1. The WIMPi Project
2. Panopto Achieves Immediate Results
3. Beyond Lecture Capture
In order to transition more one-way communication out of his classroom, Fedel began recording practical demonstrations and laboratory preparation exercises for his students to view out-of-class. The results were immediate and predictable: better student performance in the laboratory and more time for interactive, student-focused learning activities in the classroom. Fedel also broadcast a recording of his first remote guest speaker (a colleague from another program) who immediately elected to incorporate Panopto into his own teaching after seeing how it could expand his geographic reach.
The WIMPi team is currently using Panopto for a broad range of applications beyond classroom capture. In addition to lab demonstrations and exercises, they’ve begun developing video FAQs, recording student presentations, and documenting graduate student technical competencies.
Professor Fedel has had remarkable success using Panopto to improve the quality of his students’ lab work. “Students practice at home before they get to lab. When they come into the laboratory, they’re much more proficient at what they’re doing because they’ve already seen it done. I give them practice exercises they can do at home, and they can replay the demonstration as often as they need.”
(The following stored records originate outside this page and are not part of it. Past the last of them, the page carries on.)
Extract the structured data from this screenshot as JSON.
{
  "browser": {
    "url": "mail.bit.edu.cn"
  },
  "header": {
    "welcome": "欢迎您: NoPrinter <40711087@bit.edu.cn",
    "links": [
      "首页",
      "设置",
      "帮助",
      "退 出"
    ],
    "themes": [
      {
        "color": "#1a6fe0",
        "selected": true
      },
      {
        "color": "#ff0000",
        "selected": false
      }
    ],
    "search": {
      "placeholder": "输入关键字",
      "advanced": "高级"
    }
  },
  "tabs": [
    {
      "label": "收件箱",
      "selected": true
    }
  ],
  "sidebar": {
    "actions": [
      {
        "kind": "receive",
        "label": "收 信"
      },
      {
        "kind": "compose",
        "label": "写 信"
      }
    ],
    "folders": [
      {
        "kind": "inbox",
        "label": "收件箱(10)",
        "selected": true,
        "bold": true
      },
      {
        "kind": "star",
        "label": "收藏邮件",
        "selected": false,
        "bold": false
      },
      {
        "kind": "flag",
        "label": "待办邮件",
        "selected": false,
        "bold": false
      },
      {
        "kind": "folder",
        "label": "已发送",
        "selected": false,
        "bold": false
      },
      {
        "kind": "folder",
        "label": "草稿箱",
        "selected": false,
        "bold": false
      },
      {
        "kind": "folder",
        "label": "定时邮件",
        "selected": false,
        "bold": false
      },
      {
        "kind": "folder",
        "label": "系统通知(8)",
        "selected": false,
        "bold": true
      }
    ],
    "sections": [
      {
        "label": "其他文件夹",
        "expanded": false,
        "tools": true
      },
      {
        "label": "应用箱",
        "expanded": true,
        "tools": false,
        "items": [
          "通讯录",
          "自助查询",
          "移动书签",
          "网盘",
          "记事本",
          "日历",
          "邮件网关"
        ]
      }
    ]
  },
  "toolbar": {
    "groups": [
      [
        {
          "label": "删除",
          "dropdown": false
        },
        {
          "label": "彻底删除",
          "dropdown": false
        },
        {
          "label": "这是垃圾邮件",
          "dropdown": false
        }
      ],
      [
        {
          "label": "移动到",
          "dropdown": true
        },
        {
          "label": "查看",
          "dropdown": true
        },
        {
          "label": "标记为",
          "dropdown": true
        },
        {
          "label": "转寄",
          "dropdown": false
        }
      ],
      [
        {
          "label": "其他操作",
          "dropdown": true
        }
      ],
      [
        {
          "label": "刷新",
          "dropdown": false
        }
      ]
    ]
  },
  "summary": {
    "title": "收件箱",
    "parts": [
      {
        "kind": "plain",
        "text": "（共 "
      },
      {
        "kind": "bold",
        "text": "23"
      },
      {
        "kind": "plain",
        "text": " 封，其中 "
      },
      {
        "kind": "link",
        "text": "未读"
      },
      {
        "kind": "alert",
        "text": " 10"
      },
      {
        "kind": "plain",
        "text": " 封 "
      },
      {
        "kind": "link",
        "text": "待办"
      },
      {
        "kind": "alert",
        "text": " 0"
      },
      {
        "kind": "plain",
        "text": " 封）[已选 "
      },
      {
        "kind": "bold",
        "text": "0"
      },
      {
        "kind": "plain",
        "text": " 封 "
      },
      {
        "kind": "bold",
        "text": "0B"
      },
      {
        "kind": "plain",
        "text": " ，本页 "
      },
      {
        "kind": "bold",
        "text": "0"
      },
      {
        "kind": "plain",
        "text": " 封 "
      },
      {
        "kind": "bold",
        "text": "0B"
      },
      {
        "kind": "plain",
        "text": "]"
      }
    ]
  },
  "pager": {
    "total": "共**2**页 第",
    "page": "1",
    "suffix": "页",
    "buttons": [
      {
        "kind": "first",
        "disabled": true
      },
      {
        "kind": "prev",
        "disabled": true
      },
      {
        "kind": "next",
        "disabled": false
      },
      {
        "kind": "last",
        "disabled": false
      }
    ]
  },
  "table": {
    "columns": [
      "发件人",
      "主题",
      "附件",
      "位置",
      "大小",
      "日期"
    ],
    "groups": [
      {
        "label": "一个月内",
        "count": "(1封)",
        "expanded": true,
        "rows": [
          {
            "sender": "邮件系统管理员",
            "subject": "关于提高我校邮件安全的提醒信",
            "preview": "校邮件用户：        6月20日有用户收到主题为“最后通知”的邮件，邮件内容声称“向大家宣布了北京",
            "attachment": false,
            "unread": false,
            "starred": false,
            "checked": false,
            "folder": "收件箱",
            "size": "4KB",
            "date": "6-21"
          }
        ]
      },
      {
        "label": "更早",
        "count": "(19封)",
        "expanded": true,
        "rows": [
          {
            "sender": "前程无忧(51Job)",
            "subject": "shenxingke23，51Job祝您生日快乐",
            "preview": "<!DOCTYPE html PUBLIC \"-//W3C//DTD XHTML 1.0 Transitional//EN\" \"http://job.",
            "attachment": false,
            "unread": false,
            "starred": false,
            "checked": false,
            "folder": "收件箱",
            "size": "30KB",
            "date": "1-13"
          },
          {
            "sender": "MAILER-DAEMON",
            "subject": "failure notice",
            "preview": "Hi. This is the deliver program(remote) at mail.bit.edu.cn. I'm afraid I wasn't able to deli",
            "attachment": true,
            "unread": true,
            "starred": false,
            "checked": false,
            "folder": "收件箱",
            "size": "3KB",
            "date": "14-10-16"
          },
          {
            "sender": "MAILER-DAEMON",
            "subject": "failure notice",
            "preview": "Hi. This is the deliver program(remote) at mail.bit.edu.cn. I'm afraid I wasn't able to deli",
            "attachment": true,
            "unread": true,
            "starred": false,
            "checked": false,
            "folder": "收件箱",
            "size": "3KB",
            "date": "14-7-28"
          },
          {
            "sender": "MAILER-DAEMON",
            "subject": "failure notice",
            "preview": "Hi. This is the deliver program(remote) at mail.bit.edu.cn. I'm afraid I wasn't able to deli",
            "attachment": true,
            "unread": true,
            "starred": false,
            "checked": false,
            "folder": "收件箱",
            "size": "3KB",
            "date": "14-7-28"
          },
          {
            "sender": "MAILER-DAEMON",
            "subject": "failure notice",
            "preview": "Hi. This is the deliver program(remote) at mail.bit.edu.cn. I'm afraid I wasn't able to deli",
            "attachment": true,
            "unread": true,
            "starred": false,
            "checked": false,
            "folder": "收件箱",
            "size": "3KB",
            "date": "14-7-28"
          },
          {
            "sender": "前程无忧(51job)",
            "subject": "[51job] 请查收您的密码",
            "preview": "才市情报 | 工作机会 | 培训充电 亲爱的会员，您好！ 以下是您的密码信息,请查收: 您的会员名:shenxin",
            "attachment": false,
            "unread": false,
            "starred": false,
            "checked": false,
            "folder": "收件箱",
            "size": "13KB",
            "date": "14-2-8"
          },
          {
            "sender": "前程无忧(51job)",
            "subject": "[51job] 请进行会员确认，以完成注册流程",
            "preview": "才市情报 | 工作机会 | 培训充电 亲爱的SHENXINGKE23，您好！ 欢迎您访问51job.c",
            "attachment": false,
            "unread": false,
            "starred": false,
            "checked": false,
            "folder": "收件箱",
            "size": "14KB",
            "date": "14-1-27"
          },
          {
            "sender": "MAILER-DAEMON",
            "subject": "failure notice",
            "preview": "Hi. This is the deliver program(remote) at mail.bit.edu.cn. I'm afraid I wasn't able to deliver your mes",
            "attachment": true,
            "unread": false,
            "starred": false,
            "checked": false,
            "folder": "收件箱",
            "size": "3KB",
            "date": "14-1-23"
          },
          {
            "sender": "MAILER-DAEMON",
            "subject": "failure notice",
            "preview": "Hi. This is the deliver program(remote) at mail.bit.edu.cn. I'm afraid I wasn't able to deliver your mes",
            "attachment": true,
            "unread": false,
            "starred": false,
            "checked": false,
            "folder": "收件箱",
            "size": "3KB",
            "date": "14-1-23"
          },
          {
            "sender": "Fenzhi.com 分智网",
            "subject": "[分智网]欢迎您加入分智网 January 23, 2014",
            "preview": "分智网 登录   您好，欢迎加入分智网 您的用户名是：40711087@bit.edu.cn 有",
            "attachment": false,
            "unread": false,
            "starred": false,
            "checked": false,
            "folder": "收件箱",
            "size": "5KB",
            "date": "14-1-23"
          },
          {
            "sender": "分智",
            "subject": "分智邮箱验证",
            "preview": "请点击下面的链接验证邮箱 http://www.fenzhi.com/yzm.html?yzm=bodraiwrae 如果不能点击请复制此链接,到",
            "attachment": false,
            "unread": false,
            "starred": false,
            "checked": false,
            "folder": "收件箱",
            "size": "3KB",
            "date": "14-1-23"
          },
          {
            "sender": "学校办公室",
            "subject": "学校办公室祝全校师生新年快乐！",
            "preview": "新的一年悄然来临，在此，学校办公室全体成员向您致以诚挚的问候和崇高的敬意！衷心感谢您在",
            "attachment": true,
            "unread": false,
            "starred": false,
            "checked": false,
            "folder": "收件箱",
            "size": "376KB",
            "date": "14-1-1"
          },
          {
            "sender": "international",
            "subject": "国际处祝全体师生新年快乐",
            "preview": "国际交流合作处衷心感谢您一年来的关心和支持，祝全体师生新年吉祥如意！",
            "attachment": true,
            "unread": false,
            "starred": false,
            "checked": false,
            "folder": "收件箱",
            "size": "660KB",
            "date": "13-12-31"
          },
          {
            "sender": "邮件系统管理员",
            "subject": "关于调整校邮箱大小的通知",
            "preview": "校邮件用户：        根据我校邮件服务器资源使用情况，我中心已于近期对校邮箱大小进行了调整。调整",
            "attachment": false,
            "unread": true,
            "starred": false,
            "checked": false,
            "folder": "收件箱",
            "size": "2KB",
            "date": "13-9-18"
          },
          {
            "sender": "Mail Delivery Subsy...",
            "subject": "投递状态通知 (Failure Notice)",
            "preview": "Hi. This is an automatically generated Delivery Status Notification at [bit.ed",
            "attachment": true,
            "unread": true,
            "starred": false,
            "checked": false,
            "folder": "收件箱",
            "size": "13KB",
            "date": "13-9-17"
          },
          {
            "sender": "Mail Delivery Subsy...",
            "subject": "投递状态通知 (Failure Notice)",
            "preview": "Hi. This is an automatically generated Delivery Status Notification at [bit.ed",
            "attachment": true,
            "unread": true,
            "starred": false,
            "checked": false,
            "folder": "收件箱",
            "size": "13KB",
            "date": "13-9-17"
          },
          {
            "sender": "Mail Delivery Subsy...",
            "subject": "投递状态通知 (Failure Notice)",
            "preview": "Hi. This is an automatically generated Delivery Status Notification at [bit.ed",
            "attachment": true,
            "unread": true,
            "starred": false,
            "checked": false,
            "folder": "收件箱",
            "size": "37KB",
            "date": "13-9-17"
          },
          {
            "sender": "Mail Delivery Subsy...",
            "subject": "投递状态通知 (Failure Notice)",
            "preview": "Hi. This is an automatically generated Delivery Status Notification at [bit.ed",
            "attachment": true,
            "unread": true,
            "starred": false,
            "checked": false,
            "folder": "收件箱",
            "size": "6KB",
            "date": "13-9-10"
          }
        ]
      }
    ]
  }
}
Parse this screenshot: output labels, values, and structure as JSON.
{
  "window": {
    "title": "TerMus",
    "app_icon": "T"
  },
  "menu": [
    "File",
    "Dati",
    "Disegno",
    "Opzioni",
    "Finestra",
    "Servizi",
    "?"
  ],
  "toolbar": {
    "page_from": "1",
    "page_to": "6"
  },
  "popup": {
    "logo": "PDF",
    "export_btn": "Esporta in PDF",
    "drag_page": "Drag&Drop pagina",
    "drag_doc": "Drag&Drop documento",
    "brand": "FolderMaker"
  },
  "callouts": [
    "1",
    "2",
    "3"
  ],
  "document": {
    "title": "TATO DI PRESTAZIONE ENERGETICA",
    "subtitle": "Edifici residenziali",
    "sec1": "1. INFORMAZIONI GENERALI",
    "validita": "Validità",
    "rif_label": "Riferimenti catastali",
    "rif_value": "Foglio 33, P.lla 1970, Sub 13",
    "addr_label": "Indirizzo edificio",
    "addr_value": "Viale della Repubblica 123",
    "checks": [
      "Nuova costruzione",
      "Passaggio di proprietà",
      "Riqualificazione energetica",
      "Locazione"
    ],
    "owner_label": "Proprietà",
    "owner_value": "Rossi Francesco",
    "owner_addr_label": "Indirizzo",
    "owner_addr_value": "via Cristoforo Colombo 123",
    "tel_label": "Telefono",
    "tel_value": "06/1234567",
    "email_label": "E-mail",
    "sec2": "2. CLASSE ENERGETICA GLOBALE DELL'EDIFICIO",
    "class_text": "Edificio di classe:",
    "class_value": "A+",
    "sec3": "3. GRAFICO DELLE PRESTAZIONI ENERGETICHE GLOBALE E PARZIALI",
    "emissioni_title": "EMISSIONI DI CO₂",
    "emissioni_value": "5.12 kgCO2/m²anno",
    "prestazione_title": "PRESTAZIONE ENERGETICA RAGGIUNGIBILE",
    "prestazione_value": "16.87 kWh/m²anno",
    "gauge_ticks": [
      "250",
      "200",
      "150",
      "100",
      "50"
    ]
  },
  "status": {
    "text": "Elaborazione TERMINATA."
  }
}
The EMU Orthotics and Prosthetics program is moving toward the use of Panopto for all of its courses, with both instructors and students creating recordings. Professor Fedel made it a requirement of every student in his classes to create at least two recordings per semester, which will remain in their digital portfolio as evidence of their performance. [Subsequent releases of Panopto include student drop boxes, which combined with the recording features in Panopto’s iOS app, are certain to make this workflow even easier].
In addition to student recordings, the Graduate Orthotics and Prosthetics program has begun using Panopto to test their candidates’ competence in a range of acquired skills. This video documentation of proficiency will also remain in the students’ digital portfolios for use on the job market and later in their professional careers.
With the implementation of student recording and proficiency documentation, Frank J. Fedel and the WIMPi project have come full circle in some important ways. They have successfully flipped from lecture-heavy classes with a preponderance of one-way communication, to interactive classes with both faculty and students creating digital resources for the future development of EMU students. Professor Fedel’s current project is the technical integration of Panopto into his laboratory for recording experimental progress of new orthotic designs, which will no doubt be worthy of its own case study.